Use multimodal and consistent communication methods that reach all families
About 80% of parents surveyed recently by Learning Heroes say that texting and phone calls are most effective forms of communication for them (2020). Yet many teachers and schools rely on websites and email to communicate. Families appreciate phone communication when it is two-way and understanding of the stresses of the current crisis. When educators listen to parents describe their home situation, how their children are responding to distance learning approaches and what helps their children learn, it has powerful positive effects on the parent-teacher relationship and on the learning progress of the children.
School districts must use multiple methods to establish stronger connections with the home. For example, educators can periodically hold selective, properly distanced, front-door conversations, which give powerful signals about the school’s interest in the children’s education.
Community resources also can support school-family connections. For example, IDRA launched a partnership with two community-based organizations – CSLAP (the College Scholarship Leadership Access Program) and ARISE (A Resource in Serving Equality) – in the Texas Rio Grande Valley that helped Spanish-speaking families navigate virtual classrooms when schools closed due to COVID-19 in the spring. The young adults and teenagers serve as technology mentors through telephone support or online communication while earning community service hours. (IDRA, 2020)
Provide systems for family input
Phone, through voice and text communication, along with email communication can provide means of hearing families’ goals for their children’s education and challenges they face at any point in time. For example, if families come to school to pick up print assignments and materials, staff can conduct brief interviews as they distribute materials.
Throughout the year, school leaders can conduct surveys and two-way conversations with parents and caretakers about parents’ sense of efficacy for helping children and what type of instruction families consider works best for their children. The information educators receive from families can alert them to trouble spots on the horizon or strategies that are not working. And families and students can bring new and powerful ideas to the conversation.
This pandemic requires special efforts from teachers and school administrators. New or rarely used means of communication become central. The beneficial results of authentic communication re-builds a learning community that now involves families in new ways.
We all must come together to ensure that learning continues. Schools need clearer and empathetic connections with families. As schools increase authentic communication with families, we increase the chances that students will be happy and learning.
Bartlett, J.D., Griffin, J., & Thomson, D. (2020). Resources for Supporting Children’s Emotional Well-Being During the COVID-19 Pandemic, Child Trends.
IDRA. (July 15, 2020). Partnering with Families to Reopen and Reimagine Schools, School Reopening Webinar Series. Intercultural Development Research Association.
IDRA. (June 23, 2020). Nurturing Students’ Hearts and Minds, School Reopening Webinar Series. Intercultural Development Research Association.
Learning Heroes. (2020). Parents 2020: COVID-19 closures – A Redefining Moment for Students, Parents and Schools. Arlington, Va.
National Center for Education Statistics. (2020). “Racial/Ethnic Enrollment in Public Schools,” The Condition of Education 2020. Washington, D.C.
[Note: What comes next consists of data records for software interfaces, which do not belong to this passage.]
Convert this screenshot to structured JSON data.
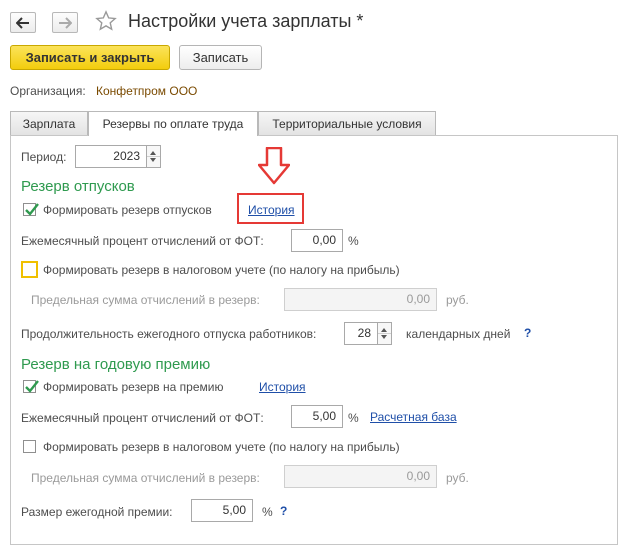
{
  "window": {
    "title": "Настройки учета зарплаты *",
    "star": "☆"
  },
  "toolbar": {
    "save_close_label": "Записать и закрыть",
    "save_label": "Записать"
  },
  "organization": {
    "label": "Организация:",
    "value": "Конфетпром ООО"
  },
  "tabs": [
    {
      "label": "Зарплата",
      "active": false
    },
    {
      "label": "Резервы по оплате труда",
      "active": true
    },
    {
      "label": "Территориальные условия",
      "active": false
    }
  ],
  "period": {
    "label": "Период:",
    "value": "2023"
  },
  "vacation": {
    "section_title": "Резерв отпусков",
    "form_reserve_label": "Формировать резерв отпусков",
    "form_reserve_checked": true,
    "history_link": "История",
    "monthly_percent_label": "Ежемесячный процент отчислений от ФОТ:",
    "monthly_percent_value": "0,00",
    "percent_sign": "%",
    "tax_reserve_label": "Формировать резерв в налоговом учете (по налогу на прибыль)",
    "tax_reserve_checked": false,
    "limit_label": "Предельная сумма отчислений в резерв:",
    "limit_value": "0,00",
    "limit_unit": "руб.",
    "duration_label": "Продолжительность ежегодного отпуска работников:",
    "duration_value": "28",
    "duration_unit": "календарных дней",
    "help": "?"
  },
  "bonus": {
    "section_title": "Резерв на годовую премию",
    "form_reserve_label": "Формировать резерв на премию",
    "form_reserve_checked": true,
    "history_link": "История",
    "monthly_percent_label": "Ежемесячный процент отчислений от ФОТ:",
    "monthly_percent_value": "5,00",
    "percent_sign": "%",
    "base_link": "Расчетная база",
    "tax_reserve_label": "Формировать резерв в налоговом учете (по налогу на прибыль)",
    "tax_reserve_checked": false,
    "limit_label": "Предельная сумма отчислений в резерв:",
    "limit_value": "0,00",
    "limit_unit": "руб.",
    "annual_size_label": "Размер ежегодной премии:",
    "annual_size_value": "5,00",
    "annual_size_unit": "%",
    "help": "?"
  },
  "colors": {
    "accent_green": "#2f9a4f",
    "link_blue": "#1f4fa8",
    "primary_yellow": "#f3cd0d",
    "highlight_red": "#e53935"
  }
}
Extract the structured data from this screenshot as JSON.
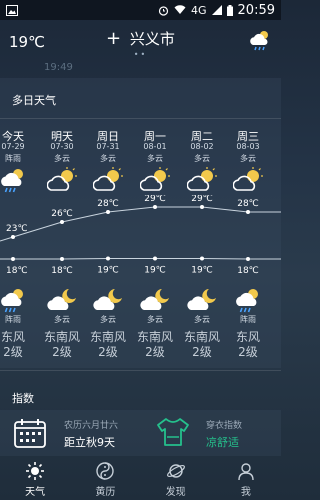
{
  "status_bar": {
    "signal": "4G",
    "time": "20:59"
  },
  "header": {
    "current_temp": "19℃",
    "city": "兴义市",
    "add_icon": "plus-icon",
    "weather_icon": "rain-cloud-icon"
  },
  "faint_time": "19:49",
  "forecast": {
    "title": "多日天气",
    "days": [
      {
        "name": "今天",
        "date": "07-29",
        "day_cond": "阵雨",
        "high": "23℃",
        "low": "18℃",
        "night_cond": "阵雨",
        "wind": "东风",
        "wind_level": "2级",
        "day_icon": "rain-icon",
        "night_icon": "rain-icon"
      },
      {
        "name": "明天",
        "date": "07-30",
        "day_cond": "多云",
        "high": "26℃",
        "low": "18℃",
        "night_cond": "多云",
        "wind": "东南风",
        "wind_level": "2级",
        "day_icon": "partly-cloudy-icon",
        "night_icon": "moon-cloud-icon"
      },
      {
        "name": "周日",
        "date": "07-31",
        "day_cond": "多云",
        "high": "28℃",
        "low": "19℃",
        "night_cond": "多云",
        "wind": "东南风",
        "wind_level": "2级",
        "day_icon": "partly-cloudy-icon",
        "night_icon": "moon-cloud-icon"
      },
      {
        "name": "周一",
        "date": "08-01",
        "day_cond": "多云",
        "high": "29℃",
        "low": "19℃",
        "night_cond": "多云",
        "wind": "东南风",
        "wind_level": "2级",
        "day_icon": "partly-cloudy-icon",
        "night_icon": "moon-cloud-icon"
      },
      {
        "name": "周二",
        "date": "08-02",
        "day_cond": "多云",
        "high": "29℃",
        "low": "19℃",
        "night_cond": "多云",
        "wind": "东南风",
        "wind_level": "2级",
        "day_icon": "partly-cloudy-icon",
        "night_icon": "moon-cloud-icon"
      },
      {
        "name": "周三",
        "date": "08-03",
        "day_cond": "多云",
        "high": "28℃",
        "low": "18℃",
        "night_cond": "阵雨",
        "wind": "东风",
        "wind_level": "2级",
        "day_icon": "partly-cloudy-icon",
        "night_icon": "rain-icon"
      }
    ]
  },
  "index": {
    "title": "指数",
    "lunar": "农历六月廿六",
    "solar_term": "距立秋9天",
    "clothing_label": "穿衣指数",
    "clothing_value": "凉舒适"
  },
  "nav": [
    {
      "label": "天气",
      "icon": "sun-icon"
    },
    {
      "label": "黄历",
      "icon": "yin-yang-icon"
    },
    {
      "label": "发现",
      "icon": "planet-icon"
    },
    {
      "label": "我",
      "icon": "person-icon"
    }
  ],
  "colors": {
    "accent_green": "#25c08c",
    "rain_blue": "#4aa3ff"
  }
}
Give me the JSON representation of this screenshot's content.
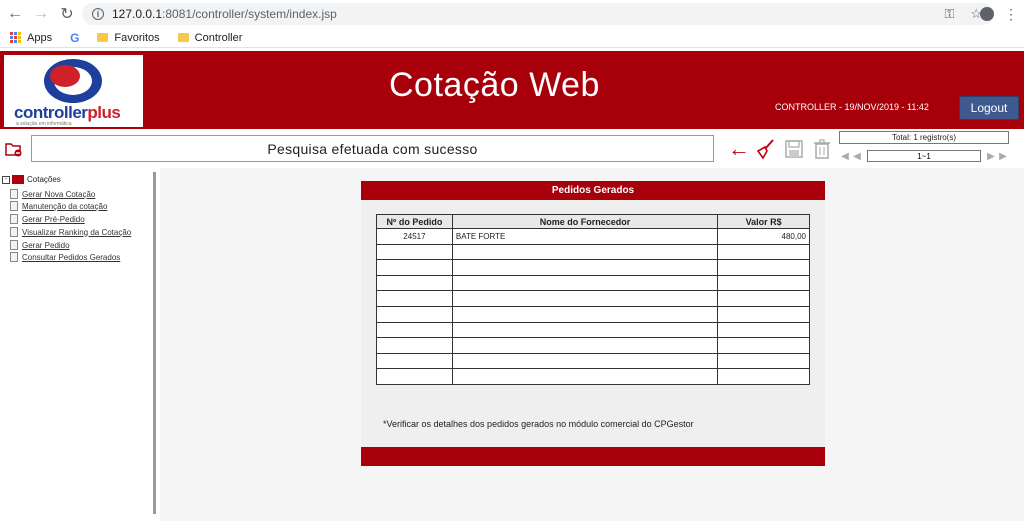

Karmen Rouland, Ph.D., is associate director of the Center for Education Equity, Mid-Atlantic Equity Consortium. Aurelio M. Montemayor, M.Ed., is IDRA’s family engagement coordinator and directs IDRA’s Education CAFE work. Comments and questions may be directed to him via email at email@example.com.
[©2020, IDRA. This article originally appeared in the August 2020 IDRA Newsletter by the Intercultural Development Research Association. Permission to reproduce this article is granted provided the article is reprinted in its entirety and proper credit is given to IDRA and the author.]